Extracted data entries:
──────────

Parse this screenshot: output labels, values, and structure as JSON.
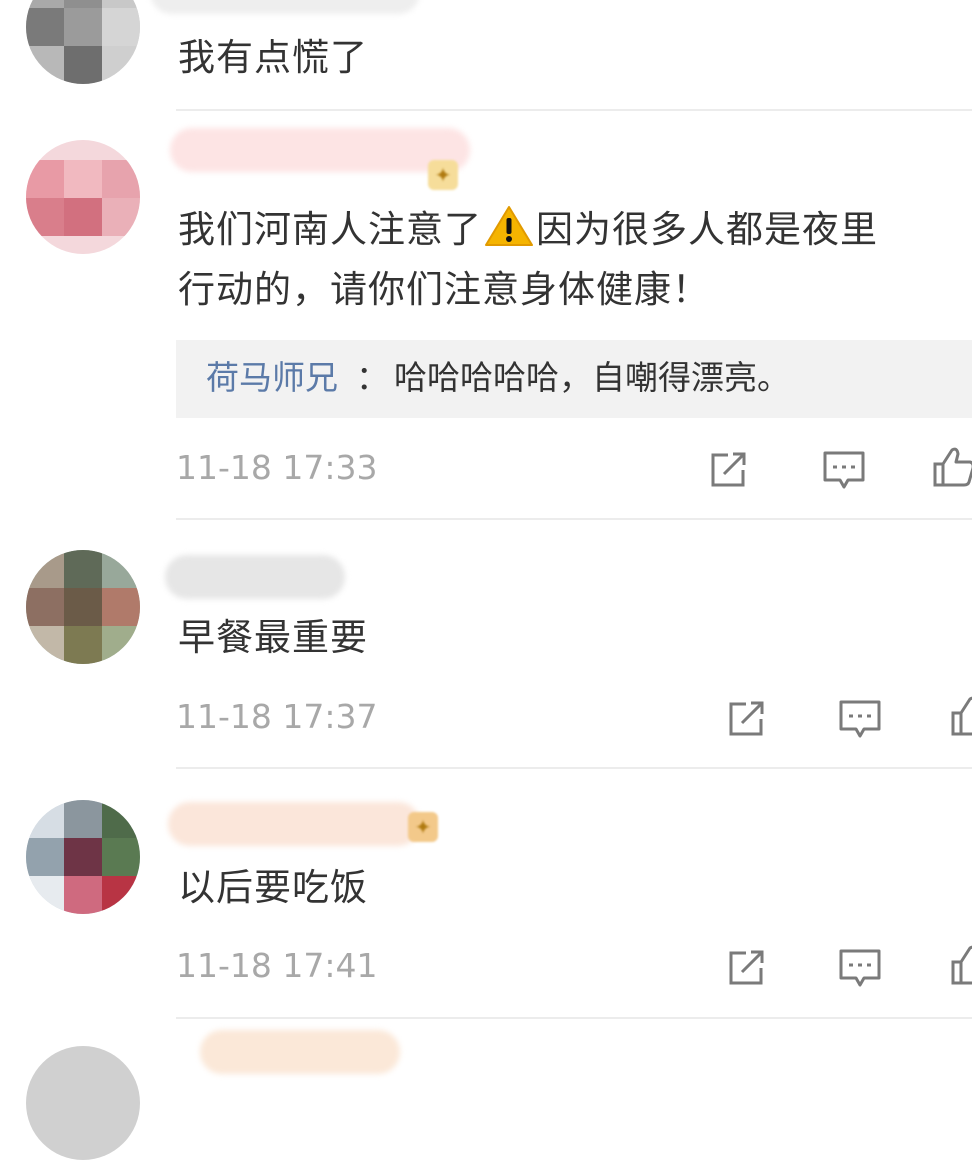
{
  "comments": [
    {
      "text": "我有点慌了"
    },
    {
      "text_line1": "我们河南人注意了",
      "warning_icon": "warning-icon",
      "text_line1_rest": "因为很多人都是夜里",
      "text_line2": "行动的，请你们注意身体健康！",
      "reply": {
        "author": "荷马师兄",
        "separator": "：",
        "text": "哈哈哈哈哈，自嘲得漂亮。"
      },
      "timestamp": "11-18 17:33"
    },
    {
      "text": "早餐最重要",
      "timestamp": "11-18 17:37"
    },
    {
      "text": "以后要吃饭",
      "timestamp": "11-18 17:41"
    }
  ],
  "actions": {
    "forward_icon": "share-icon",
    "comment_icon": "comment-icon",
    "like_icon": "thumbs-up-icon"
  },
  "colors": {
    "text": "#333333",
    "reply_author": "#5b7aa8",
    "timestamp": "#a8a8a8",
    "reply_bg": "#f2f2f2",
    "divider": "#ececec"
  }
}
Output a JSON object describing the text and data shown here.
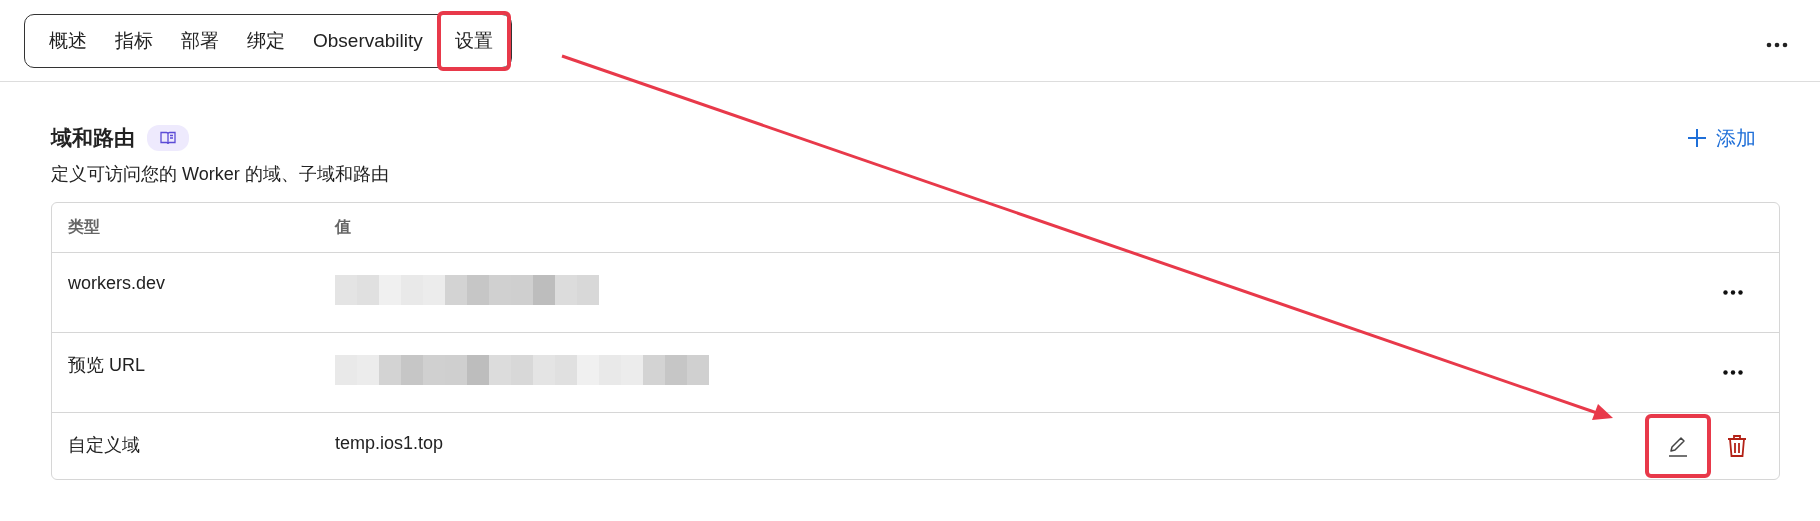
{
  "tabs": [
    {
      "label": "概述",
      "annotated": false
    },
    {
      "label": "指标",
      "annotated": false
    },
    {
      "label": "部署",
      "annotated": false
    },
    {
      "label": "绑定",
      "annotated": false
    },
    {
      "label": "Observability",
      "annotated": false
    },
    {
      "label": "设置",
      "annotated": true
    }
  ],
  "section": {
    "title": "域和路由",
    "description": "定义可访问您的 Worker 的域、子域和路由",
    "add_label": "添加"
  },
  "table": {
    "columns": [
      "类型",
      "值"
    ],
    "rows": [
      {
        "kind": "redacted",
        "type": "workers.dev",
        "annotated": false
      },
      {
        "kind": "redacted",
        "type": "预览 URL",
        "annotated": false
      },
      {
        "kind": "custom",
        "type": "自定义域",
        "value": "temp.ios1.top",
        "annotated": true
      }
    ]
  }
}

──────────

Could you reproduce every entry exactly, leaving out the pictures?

__ANSWER TO THIS PROBLEM__
Parse this screenshot: output labels, values, and structure as JSON.
{
  "comments": [
    {
      "text": "我有点慌了"
    },
    {
      "text_line1": "我们河南人注意了",
      "warning_icon": "warning-icon",
      "text_line1_rest": "因为很多人都是夜里",
      "text_line2": "行动的，请你们注意身体健康！",
      "reply": {
        "author": "荷马师兄",
        "separator": "：",
        "text": "哈哈哈哈哈，自嘲得漂亮。"
      },
      "timestamp": "11-18 17:33"
    },
    {
      "text": "早餐最重要",
      "timestamp": "11-18 17:37"
    },
    {
      "text": "以后要吃饭",
      "timestamp": "11-18 17:41"
    }
  ],
  "actions": {
    "forward_icon": "share-icon",
    "comment_icon": "comment-icon",
    "like_icon": "thumbs-up-icon"
  },
  "colors": {
    "text": "#333333",
    "reply_author": "#5b7aa8",
    "timestamp": "#a8a8a8",
    "reply_bg": "#f2f2f2",
    "divider": "#ececec"
  }
}
Output a JSON object describing the text and data shown here.
{
  "tabs": [
    {
      "label": "概述",
      "annotated": false
    },
    {
      "label": "指标",
      "annotated": false
    },
    {
      "label": "部署",
      "annotated": false
    },
    {
      "label": "绑定",
      "annotated": false
    },
    {
      "label": "Observability",
      "annotated": false
    },
    {
      "label": "设置",
      "annotated": true
    }
  ],
  "section": {
    "title": "域和路由",
    "description": "定义可访问您的 Worker 的域、子域和路由",
    "add_label": "添加"
  },
  "table": {
    "columns": [
      "类型",
      "值"
    ],
    "rows": [
      {
        "kind": "redacted",
        "type": "workers.dev",
        "annotated": false
      },
      {
        "kind": "redacted",
        "type": "预览 URL",
        "annotated": false
      },
      {
        "kind": "custom",
        "type": "自定义域",
        "value": "temp.ios1.top",
        "annotated": true
      }
    ]
  }
}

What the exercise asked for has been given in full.